§ Your objective: Every entry that follows should be output again, word for word.

BEGIN

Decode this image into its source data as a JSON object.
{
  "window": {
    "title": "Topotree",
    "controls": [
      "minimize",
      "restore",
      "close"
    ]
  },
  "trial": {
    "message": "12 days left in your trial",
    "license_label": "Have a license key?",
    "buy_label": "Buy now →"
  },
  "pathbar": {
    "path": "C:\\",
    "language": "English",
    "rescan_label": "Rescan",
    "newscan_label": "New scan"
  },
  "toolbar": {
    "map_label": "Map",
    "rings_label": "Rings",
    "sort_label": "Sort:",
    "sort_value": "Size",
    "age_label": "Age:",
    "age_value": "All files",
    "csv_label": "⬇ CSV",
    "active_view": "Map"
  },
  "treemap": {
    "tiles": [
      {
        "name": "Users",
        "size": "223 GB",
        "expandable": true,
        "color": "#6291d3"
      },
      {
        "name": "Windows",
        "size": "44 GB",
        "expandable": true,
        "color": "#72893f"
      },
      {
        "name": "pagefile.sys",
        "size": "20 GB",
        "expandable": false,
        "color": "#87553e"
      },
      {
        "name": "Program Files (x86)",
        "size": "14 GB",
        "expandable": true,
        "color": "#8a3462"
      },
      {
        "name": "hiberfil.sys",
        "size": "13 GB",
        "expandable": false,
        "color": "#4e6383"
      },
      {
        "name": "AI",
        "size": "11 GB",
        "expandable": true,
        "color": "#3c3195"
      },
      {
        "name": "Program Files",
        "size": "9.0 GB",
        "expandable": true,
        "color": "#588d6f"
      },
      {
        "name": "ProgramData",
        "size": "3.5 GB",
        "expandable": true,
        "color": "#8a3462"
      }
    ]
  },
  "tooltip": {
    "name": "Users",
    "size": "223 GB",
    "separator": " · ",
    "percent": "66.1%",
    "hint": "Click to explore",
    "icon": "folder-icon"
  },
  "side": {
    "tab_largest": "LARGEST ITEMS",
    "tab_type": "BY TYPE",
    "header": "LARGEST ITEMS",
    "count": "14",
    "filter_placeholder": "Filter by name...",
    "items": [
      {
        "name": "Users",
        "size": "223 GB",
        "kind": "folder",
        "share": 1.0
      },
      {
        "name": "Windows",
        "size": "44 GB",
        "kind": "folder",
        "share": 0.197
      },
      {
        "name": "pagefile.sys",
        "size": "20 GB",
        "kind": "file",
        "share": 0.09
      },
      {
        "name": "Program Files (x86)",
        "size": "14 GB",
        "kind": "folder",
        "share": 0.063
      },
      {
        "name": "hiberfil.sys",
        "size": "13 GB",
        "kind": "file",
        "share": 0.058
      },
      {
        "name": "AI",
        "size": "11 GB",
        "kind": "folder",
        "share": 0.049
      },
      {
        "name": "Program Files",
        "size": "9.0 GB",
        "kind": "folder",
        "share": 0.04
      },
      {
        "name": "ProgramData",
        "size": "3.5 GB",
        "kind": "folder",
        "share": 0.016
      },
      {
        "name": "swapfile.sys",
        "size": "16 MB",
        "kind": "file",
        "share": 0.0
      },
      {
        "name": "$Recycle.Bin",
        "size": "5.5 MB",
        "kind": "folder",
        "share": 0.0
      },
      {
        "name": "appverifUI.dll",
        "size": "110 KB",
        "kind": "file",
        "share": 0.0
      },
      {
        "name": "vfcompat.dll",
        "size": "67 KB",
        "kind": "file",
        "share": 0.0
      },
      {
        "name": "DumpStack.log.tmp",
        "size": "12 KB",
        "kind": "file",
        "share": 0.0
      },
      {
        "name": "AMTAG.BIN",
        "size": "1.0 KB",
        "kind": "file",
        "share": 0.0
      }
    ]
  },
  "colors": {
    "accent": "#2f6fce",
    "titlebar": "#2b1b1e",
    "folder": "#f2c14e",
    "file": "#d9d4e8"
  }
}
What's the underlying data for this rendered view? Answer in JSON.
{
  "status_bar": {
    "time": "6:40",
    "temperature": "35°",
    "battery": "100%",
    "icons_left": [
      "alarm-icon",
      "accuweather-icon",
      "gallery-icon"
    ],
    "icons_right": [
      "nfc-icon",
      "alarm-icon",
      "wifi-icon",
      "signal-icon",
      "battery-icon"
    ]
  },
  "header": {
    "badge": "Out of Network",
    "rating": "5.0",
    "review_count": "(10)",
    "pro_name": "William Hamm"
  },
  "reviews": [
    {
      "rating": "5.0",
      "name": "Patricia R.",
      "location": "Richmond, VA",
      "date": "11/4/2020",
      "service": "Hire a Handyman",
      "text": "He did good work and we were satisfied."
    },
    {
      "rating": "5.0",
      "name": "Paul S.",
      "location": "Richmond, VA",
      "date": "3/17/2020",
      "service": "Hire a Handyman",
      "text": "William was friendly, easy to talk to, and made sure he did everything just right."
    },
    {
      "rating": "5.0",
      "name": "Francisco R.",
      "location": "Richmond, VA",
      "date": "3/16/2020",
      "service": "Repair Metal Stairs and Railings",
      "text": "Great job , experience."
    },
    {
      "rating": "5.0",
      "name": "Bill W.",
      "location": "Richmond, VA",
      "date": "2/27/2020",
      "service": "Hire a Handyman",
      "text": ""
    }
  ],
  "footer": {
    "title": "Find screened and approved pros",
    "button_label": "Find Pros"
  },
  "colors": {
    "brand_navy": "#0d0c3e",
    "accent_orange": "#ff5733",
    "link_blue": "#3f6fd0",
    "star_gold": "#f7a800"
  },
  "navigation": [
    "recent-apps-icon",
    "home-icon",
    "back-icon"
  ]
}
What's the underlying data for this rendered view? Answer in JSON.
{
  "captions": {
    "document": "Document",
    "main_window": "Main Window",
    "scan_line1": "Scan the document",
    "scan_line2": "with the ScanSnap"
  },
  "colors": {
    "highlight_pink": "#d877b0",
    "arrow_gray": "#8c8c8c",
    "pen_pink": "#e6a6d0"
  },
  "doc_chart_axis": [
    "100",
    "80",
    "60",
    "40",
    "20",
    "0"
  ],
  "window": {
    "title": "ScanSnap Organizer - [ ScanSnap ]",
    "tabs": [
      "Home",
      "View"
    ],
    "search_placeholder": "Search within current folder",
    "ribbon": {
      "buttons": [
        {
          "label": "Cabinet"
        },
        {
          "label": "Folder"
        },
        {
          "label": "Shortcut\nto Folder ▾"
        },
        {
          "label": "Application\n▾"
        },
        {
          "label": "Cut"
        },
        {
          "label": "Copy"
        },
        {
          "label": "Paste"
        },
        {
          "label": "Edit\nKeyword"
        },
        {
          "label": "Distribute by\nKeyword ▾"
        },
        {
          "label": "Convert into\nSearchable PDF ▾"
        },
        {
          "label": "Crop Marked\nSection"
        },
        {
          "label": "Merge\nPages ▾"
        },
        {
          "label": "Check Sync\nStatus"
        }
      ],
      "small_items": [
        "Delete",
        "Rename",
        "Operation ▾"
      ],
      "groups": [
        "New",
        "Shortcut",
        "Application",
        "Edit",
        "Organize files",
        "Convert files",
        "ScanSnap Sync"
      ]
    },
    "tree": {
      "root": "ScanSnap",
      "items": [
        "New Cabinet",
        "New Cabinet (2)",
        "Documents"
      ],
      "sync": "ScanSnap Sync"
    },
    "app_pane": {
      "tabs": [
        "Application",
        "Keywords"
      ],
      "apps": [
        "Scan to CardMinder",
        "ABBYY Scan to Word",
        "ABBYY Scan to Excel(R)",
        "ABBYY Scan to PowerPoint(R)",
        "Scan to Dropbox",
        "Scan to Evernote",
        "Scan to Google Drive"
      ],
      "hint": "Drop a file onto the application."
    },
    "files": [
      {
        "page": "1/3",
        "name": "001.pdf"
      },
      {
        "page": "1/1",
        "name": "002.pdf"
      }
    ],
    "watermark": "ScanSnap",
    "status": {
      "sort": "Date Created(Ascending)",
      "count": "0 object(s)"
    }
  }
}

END

§ Task response:
Decode this image into its source data as a JSON object.
{
  "window": {
    "title": "Topotree",
    "controls": [
      "minimize",
      "restore",
      "close"
    ]
  },
  "trial": {
    "message": "12 days left in your trial",
    "license_label": "Have a license key?",
    "buy_label": "Buy now →"
  },
  "pathbar": {
    "path": "C:\\",
    "language": "English",
    "rescan_label": "Rescan",
    "newscan_label": "New scan"
  },
  "toolbar": {
    "map_label": "Map",
    "rings_label": "Rings",
    "sort_label": "Sort:",
    "sort_value": "Size",
    "age_label": "Age:",
    "age_value": "All files",
    "csv_label": "⬇ CSV",
    "active_view": "Map"
  },
  "treemap": {
    "tiles": [
      {
        "name": "Users",
        "size": "223 GB",
        "expandable": true,
        "color": "#6291d3"
      },
      {
        "name": "Windows",
        "size": "44 GB",
        "expandable": true,
        "color": "#72893f"
      },
      {
        "name": "pagefile.sys",
        "size": "20 GB",
        "expandable": false,
        "color": "#87553e"
      },
      {
        "name": "Program Files (x86)",
        "size": "14 GB",
        "expandable": true,
        "color": "#8a3462"
      },
      {
        "name": "hiberfil.sys",
        "size": "13 GB",
        "expandable": false,
        "color": "#4e6383"
      },
      {
        "name": "AI",
        "size": "11 GB",
        "expandable": true,
        "color": "#3c3195"
      },
      {
        "name": "Program Files",
        "size": "9.0 GB",
        "expandable": true,
        "color": "#588d6f"
      },
      {
        "name": "ProgramData",
        "size": "3.5 GB",
        "expandable": true,
        "color": "#8a3462"
      }
    ]
  },
  "tooltip": {
    "name": "Users",
    "size": "223 GB",
    "separator": " · ",
    "percent": "66.1%",
    "hint": "Click to explore",
    "icon": "folder-icon"
  },
  "side": {
    "tab_largest": "LARGEST ITEMS",
    "tab_type": "BY TYPE",
    "header": "LARGEST ITEMS",
    "count": "14",
    "filter_placeholder": "Filter by name...",
    "items": [
      {
        "name": "Users",
        "size": "223 GB",
        "kind": "folder",
        "share": 1.0
      },
      {
        "name": "Windows",
        "size": "44 GB",
        "kind": "folder",
        "share": 0.197
      },
      {
        "name": "pagefile.sys",
        "size": "20 GB",
        "kind": "file",
        "share": 0.09
      },
      {
        "name": "Program Files (x86)",
        "size": "14 GB",
        "kind": "folder",
        "share": 0.063
      },
      {
        "name": "hiberfil.sys",
        "size": "13 GB",
        "kind": "file",
        "share": 0.058
      },
      {
        "name": "AI",
        "size": "11 GB",
        "kind": "folder",
        "share": 0.049
      },
      {
        "name": "Program Files",
        "size": "9.0 GB",
        "kind": "folder",
        "share": 0.04
      },
      {
        "name": "ProgramData",
        "size": "3.5 GB",
        "kind": "folder",
        "share": 0.016
      },
      {
        "name": "swapfile.sys",
        "size": "16 MB",
        "kind": "file",
        "share": 0.0
      },
      {
        "name": "$Recycle.Bin",
        "size": "5.5 MB",
        "kind": "folder",
        "share": 0.0
      },
      {
        "name": "appverifUI.dll",
        "size": "110 KB",
        "kind": "file",
        "share": 0.0
      },
      {
        "name": "vfcompat.dll",
        "size": "67 KB",
        "kind": "file",
        "share": 0.0
      },
      {
        "name": "DumpStack.log.tmp",
        "size": "12 KB",
        "kind": "file",
        "share": 0.0
      },
      {
        "name": "AMTAG.BIN",
        "size": "1.0 KB",
        "kind": "file",
        "share": 0.0
      }
    ]
  },
  "colors": {
    "accent": "#2f6fce",
    "titlebar": "#2b1b1e",
    "folder": "#f2c14e",
    "file": "#d9d4e8"
  }
}
What's the underlying data for this rendered view? Answer in JSON.
{
  "status_bar": {
    "time": "6:40",
    "temperature": "35°",
    "battery": "100%",
    "icons_left": [
      "alarm-icon",
      "accuweather-icon",
      "gallery-icon"
    ],
    "icons_right": [
      "nfc-icon",
      "alarm-icon",
      "wifi-icon",
      "signal-icon",
      "battery-icon"
    ]
  },
  "header": {
    "badge": "Out of Network",
    "rating": "5.0",
    "review_count": "(10)",
    "pro_name": "William Hamm"
  },
  "reviews": [
    {
      "rating": "5.0",
      "name": "Patricia R.",
      "location": "Richmond, VA",
      "date": "11/4/2020",
      "service": "Hire a Handyman",
      "text": "He did good work and we were satisfied."
    },
    {
      "rating": "5.0",
      "name": "Paul S.",
      "location": "Richmond, VA",
      "date": "3/17/2020",
      "service": "Hire a Handyman",
      "text": "William was friendly, easy to talk to, and made sure he did everything just right."
    },
    {
      "rating": "5.0",
      "name": "Francisco R.",
      "location": "Richmond, VA",
      "date": "3/16/2020",
      "service": "Repair Metal Stairs and Railings",
      "text": "Great job , experience."
    },
    {
      "rating": "5.0",
      "name": "Bill W.",
      "location": "Richmond, VA",
      "date": "2/27/2020",
      "service": "Hire a Handyman",
      "text": ""
    }
  ],
  "footer": {
    "title": "Find screened and approved pros",
    "button_label": "Find Pros"
  },
  "colors": {
    "brand_navy": "#0d0c3e",
    "accent_orange": "#ff5733",
    "link_blue": "#3f6fd0",
    "star_gold": "#f7a800"
  },
  "navigation": [
    "recent-apps-icon",
    "home-icon",
    "back-icon"
  ]
}
What's the underlying data for this rendered view? Answer in JSON.
{
  "captions": {
    "document": "Document",
    "main_window": "Main Window",
    "scan_line1": "Scan the document",
    "scan_line2": "with the ScanSnap"
  },
  "colors": {
    "highlight_pink": "#d877b0",
    "arrow_gray": "#8c8c8c",
    "pen_pink": "#e6a6d0"
  },
  "doc_chart_axis": [
    "100",
    "80",
    "60",
    "40",
    "20",
    "0"
  ],
  "window": {
    "title": "ScanSnap Organizer - [ ScanSnap ]",
    "tabs": [
      "Home",
      "View"
    ],
    "search_placeholder": "Search within current folder",
    "ribbon": {
      "buttons": [
        {
          "label": "Cabinet"
        },
        {
          "label": "Folder"
        },
        {
          "label": "Shortcut\nto Folder ▾"
        },
        {
          "label": "Application\n▾"
        },
        {
          "label": "Cut"
        },
        {
          "label": "Copy"
        },
        {
          "label": "Paste"
        },
        {
          "label": "Edit\nKeyword"
        },
        {
          "label": "Distribute by\nKeyword ▾"
        },
        {
          "label": "Convert into\nSearchable PDF ▾"
        },
        {
          "label": "Crop Marked\nSection"
        },
        {
          "label": "Merge\nPages ▾"
        },
        {
          "label": "Check Sync\nStatus"
        }
      ],
      "small_items": [
        "Delete",
        "Rename",
        "Operation ▾"
      ],
      "groups": [
        "New",
        "Shortcut",
        "Application",
        "Edit",
        "Organize files",
        "Convert files",
        "ScanSnap Sync"
      ]
    },
    "tree": {
      "root": "ScanSnap",
      "items": [
        "New Cabinet",
        "New Cabinet (2)",
        "Documents"
      ],
      "sync": "ScanSnap Sync"
    },
    "app_pane": {
      "tabs": [
        "Application",
        "Keywords"
      ],
      "apps": [
        "Scan to CardMinder",
        "ABBYY Scan to Word",
        "ABBYY Scan to Excel(R)",
        "ABBYY Scan to PowerPoint(R)",
        "Scan to Dropbox",
        "Scan to Evernote",
        "Scan to Google Drive"
      ],
      "hint": "Drop a file onto the application."
    },
    "files": [
      {
        "page": "1/3",
        "name": "001.pdf"
      },
      {
        "page": "1/1",
        "name": "002.pdf"
      }
    ],
    "watermark": "ScanSnap",
    "status": {
      "sort": "Date Created(Ascending)",
      "count": "0 object(s)"
    }
  }
}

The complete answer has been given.